Jamyang Norbu’s The Mandala of Sherlock Holmes subverts colonial stereotypes to spin a fantastical tale. But why would a Tibetan revolutionary write about the world’s greatest detective? Anjali Alappat revisits an epic tale which encompasses Holmes’ missing years.
In the second instalment of the States of Motion series, theoretical cosmologist Paul Sutter considers the pursuit of meditative stillness while acknowledging the eternal motion of the Universe, from the quantum fields of a vacuum to the cosmos itself.
We kick off States of Motion, a series on movement, with an interview with Anitha Santhanam, dancer, actor, and director, whose career has spanned a variety of disciplines from Bharatanatyam to movement therapy, always anchored by the pursuit of creative possibilities.
In this short story, environmental writer & researcher Shrishtee Bajpai charts the course of the legendary Indus river. Written from an unique perspective, the piece explores the thoughts and stories tied to this water body, and the accompanying ecosystems. From the humans who journey alongside her to the many creatures who live within and beside her—the river has seen it all.
In this essay, Shalini Singh documents a unique media repository, the People’s Archive of Rural India (PARI), that focuses on the stories from India’s vast countryside, upturning both the dominant narratives of what India is and mainstream media practices in the process.

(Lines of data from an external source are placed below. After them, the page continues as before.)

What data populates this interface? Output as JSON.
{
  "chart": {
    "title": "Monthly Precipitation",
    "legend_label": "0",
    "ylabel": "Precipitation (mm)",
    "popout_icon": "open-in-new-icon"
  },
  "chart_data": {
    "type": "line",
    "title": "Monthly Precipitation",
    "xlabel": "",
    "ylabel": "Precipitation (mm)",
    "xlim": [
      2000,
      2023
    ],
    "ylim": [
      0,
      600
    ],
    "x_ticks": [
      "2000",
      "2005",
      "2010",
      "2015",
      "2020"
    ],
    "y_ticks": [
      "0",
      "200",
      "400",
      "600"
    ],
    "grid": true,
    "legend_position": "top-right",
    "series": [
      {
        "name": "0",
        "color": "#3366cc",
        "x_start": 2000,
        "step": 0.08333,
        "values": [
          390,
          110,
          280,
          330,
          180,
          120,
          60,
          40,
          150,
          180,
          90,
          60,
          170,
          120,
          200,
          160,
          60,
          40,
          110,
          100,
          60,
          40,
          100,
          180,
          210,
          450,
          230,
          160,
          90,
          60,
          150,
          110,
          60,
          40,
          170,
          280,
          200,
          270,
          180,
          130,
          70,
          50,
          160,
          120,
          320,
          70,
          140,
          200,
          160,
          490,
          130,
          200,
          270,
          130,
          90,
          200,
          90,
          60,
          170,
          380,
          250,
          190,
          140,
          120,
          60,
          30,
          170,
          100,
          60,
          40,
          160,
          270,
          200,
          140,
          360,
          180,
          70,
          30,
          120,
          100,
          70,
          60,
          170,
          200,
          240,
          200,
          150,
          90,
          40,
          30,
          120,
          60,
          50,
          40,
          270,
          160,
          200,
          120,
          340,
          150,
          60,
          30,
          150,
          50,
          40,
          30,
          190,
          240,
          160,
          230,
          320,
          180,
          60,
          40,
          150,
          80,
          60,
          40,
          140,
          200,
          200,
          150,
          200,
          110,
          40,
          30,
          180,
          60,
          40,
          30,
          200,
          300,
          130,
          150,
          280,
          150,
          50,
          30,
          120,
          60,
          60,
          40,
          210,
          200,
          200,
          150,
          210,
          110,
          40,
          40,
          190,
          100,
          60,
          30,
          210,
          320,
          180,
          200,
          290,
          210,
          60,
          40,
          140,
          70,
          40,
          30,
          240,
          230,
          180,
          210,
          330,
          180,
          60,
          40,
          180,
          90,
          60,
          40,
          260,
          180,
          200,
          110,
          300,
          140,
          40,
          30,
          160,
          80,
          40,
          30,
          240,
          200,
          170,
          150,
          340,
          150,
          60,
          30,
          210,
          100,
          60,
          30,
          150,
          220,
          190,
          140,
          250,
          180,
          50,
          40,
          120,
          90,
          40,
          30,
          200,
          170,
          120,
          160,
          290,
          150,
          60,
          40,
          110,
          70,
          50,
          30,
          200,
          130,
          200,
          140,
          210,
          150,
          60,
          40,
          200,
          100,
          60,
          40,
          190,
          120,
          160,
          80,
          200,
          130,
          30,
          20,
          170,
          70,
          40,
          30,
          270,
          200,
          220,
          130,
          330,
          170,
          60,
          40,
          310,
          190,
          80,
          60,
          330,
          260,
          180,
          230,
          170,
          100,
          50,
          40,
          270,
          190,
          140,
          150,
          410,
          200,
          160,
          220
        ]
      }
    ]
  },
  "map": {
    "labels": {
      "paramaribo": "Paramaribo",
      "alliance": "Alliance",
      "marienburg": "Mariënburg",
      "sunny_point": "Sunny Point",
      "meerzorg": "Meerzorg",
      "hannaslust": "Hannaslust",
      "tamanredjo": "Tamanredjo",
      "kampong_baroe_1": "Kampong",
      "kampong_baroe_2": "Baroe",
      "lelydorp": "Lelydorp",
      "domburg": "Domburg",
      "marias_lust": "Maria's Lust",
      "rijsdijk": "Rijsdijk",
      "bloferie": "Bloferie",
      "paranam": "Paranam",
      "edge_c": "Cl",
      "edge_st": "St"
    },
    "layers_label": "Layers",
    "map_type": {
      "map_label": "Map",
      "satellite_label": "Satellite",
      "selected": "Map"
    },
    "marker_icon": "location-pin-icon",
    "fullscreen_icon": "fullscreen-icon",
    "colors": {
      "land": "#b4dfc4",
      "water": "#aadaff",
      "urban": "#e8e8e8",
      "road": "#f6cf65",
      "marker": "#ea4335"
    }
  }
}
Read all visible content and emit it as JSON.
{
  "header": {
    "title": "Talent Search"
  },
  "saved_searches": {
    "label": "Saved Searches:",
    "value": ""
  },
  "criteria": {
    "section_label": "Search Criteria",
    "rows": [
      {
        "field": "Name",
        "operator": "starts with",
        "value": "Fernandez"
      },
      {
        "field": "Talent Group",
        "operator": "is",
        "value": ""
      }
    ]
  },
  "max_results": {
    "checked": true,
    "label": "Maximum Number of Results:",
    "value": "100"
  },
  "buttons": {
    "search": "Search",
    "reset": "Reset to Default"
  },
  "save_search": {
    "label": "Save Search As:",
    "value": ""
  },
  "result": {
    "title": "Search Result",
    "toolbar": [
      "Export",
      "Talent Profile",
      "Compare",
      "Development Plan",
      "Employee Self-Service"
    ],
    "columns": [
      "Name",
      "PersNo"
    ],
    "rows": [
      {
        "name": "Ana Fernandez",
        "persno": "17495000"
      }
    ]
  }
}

In this climate change comic, authored by Mica Jorgenson and illustrated by Nicole Marie Burton of Petroglyph Comics, we learn about the Chinchaga wildfire in 1950 that raged through Canadian forestland for months, emitting an unprecedented amount of smoke.
Historically, eri silk yarn or ahimsa silk yarn was handspun by women to supplement their family’s income. The advent of mills and machines changed everything. But now, small scale revivals of this tradition are making their presence felt. Avid traveller and textile artist, Julie Kagti, writes about communities who are reclaiming this dying art.
In these times of conflict, Nisha Prakash uses poetry to harness the incendiary power of words and their potential for change and healing.
In this insightful instalment of our Literary Devices series, Ujaan Ghosh scrutinises Gandhota Khub Sandehojanok (The Suspicious Odour), one of Bengali author Shirshendu Mukhopadhyay’s best-known works. In this piece, he touches upon dehumanisation, casteism, and why Shirshendu’s ghosts aren’t actually scary.
For the historian, all that is knowable is in the archive. But the archive is constantly evolving into new and unrecognisable shapes, says archivist Farah Yameen. This is the first piece in the Archives series.
In this personal essay, Minoli Wijetunga talks about deep roots, new horizons, forging new connections and strengthening existing ones, self-discovery, and the importance of food for the soul.
Lina Krishnan writes about jasmine and fragrant memories with an artwork to accompany her lines.